Narrow the data below down to the lines containing "JSON".

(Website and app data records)
-------------------------

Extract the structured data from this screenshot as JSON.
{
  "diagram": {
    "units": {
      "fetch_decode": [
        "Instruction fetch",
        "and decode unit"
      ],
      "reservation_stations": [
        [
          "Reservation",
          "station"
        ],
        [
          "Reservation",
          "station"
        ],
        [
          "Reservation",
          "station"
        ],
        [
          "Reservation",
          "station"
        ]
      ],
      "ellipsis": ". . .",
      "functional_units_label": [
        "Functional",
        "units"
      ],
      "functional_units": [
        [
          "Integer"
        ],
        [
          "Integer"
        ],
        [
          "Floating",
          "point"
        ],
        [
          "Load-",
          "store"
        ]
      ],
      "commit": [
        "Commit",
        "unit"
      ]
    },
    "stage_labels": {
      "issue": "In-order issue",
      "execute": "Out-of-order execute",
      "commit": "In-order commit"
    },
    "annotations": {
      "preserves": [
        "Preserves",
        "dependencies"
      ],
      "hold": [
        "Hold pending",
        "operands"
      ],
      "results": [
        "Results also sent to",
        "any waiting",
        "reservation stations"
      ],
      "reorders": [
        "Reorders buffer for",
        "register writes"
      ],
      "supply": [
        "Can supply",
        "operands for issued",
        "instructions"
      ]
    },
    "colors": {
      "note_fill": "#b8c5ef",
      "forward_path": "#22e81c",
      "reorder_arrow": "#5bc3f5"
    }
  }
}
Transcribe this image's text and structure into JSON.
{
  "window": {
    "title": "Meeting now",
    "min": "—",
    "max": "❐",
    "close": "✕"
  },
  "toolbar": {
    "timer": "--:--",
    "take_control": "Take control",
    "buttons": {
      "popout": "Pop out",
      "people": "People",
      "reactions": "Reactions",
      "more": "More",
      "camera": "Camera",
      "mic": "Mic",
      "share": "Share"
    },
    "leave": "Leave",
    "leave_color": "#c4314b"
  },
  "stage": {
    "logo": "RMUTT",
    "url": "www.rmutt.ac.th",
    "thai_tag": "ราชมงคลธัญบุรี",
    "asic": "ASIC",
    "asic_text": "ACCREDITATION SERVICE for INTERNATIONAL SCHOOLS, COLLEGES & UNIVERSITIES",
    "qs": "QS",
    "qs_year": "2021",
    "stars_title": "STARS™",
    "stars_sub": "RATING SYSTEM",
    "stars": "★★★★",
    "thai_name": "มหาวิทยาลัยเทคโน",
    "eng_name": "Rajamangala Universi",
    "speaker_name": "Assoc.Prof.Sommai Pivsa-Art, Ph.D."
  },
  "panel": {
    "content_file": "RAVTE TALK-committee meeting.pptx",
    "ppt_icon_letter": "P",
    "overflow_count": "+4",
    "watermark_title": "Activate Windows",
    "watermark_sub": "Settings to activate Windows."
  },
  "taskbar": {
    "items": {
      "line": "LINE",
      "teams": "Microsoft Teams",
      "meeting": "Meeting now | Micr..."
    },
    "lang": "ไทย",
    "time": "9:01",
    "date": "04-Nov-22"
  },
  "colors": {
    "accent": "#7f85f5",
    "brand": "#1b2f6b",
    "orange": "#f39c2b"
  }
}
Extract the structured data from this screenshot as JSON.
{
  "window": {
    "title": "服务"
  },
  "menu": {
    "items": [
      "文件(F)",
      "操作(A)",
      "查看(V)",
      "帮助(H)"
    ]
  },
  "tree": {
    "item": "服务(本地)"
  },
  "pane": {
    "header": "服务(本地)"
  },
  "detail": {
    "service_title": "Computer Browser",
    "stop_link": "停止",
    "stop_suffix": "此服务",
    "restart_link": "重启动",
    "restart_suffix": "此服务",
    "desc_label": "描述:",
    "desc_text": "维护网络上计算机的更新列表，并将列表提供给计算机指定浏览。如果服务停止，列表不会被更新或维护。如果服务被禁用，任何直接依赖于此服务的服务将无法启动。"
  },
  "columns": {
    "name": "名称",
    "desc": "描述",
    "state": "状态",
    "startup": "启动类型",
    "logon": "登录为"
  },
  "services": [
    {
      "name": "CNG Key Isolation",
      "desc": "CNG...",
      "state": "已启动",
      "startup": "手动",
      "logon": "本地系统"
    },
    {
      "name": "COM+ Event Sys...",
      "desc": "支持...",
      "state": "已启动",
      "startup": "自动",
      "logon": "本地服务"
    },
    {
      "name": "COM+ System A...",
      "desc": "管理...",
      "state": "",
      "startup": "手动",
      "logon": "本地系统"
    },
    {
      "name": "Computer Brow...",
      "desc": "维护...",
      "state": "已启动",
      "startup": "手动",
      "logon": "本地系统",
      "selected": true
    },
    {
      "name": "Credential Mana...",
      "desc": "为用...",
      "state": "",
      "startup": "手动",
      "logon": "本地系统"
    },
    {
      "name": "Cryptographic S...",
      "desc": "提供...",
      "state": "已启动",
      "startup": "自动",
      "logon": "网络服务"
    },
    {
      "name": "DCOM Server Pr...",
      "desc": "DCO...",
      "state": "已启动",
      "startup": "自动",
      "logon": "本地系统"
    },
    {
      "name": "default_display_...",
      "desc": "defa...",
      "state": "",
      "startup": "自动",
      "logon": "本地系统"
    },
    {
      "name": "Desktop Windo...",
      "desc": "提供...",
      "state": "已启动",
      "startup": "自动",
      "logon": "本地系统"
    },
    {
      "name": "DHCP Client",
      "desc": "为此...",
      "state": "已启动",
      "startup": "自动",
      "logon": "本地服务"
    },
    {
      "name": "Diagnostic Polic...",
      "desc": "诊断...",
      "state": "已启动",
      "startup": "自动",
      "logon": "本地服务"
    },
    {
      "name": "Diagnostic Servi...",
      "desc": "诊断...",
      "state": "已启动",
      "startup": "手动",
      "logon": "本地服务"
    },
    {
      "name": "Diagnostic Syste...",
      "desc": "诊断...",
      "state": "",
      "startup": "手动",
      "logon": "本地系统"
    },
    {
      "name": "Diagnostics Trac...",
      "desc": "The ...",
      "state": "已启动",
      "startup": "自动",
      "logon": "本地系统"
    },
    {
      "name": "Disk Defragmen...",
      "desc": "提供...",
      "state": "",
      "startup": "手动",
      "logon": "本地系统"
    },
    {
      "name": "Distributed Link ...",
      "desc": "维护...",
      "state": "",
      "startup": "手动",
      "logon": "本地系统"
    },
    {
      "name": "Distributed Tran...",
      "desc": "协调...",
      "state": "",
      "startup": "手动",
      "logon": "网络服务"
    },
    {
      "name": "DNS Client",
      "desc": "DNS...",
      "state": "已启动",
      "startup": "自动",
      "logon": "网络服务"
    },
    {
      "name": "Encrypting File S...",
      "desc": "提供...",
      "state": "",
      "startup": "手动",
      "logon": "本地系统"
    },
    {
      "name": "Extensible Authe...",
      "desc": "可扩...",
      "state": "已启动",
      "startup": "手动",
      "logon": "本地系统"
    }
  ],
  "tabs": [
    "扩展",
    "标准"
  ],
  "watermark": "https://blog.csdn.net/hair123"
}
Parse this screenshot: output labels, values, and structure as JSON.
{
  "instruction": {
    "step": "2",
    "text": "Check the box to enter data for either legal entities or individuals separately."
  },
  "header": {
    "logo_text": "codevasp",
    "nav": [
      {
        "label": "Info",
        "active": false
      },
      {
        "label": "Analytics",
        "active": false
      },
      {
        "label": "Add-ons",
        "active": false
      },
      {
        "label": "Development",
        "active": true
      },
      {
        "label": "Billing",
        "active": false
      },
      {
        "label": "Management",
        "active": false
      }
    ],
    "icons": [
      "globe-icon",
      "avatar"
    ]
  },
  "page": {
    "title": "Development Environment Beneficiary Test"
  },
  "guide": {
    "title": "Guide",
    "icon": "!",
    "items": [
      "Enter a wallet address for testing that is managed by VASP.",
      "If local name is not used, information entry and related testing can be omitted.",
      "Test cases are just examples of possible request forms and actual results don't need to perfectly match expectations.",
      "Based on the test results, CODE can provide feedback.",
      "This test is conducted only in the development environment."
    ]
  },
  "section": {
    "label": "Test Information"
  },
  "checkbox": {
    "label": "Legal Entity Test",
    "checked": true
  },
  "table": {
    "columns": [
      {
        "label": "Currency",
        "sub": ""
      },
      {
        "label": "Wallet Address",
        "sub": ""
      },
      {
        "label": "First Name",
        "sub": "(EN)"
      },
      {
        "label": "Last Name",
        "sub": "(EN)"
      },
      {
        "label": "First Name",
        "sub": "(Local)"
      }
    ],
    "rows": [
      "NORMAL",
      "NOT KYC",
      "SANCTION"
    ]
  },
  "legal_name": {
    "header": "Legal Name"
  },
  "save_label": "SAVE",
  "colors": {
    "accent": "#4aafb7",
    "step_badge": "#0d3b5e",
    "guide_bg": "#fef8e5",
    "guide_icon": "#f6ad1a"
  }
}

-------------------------

RESULT OF THIS EXERCISE:
Extract the structured data from this screenshot as JSON.
Transcribe this image's text and structure into JSON.
Extract the structured data from this screenshot as JSON.
Parse this screenshot: output labels, values, and structure as JSON.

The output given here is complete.